YOUR TASK
Extract all lines that hold "JSON" from the records below.
─── THE INPUT
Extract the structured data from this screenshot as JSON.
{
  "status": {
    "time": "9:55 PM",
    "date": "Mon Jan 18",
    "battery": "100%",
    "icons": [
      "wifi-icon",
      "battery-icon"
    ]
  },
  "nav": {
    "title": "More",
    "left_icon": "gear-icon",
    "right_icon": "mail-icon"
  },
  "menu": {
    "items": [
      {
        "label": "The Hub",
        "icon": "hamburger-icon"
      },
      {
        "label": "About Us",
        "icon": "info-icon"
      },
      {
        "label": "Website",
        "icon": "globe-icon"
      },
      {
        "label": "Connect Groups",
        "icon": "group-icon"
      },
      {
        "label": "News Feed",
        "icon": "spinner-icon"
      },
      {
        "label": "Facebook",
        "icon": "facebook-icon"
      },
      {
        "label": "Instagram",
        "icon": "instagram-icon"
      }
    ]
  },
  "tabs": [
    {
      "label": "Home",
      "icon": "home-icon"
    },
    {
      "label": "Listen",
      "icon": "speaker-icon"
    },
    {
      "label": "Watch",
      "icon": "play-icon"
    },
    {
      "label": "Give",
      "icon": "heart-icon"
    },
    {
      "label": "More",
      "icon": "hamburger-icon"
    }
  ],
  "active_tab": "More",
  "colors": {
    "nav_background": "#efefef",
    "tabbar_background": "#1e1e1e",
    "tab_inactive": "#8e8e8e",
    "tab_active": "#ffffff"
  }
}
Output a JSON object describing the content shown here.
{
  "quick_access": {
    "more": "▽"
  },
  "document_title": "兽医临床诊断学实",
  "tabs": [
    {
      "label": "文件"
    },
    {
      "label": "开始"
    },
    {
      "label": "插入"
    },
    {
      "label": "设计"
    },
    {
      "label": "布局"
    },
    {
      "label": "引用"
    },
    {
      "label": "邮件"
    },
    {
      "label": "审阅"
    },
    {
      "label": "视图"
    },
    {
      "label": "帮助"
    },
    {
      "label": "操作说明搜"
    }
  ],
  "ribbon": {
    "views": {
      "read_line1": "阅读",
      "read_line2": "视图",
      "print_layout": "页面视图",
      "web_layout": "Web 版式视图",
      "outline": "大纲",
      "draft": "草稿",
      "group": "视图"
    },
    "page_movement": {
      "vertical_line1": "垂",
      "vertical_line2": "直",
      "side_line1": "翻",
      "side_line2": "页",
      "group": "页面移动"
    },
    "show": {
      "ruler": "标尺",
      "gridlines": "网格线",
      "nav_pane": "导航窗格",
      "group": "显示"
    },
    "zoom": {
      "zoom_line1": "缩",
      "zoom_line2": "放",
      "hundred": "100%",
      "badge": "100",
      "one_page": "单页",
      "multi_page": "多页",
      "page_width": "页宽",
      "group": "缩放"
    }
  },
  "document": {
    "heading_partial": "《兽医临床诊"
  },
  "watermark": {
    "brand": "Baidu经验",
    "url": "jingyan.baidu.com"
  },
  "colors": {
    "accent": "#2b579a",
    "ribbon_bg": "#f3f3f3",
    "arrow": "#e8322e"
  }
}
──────
ANSWER BOX
Extract the structured data from this screenshot as JSON.
Output a JSON object describing the content shown here.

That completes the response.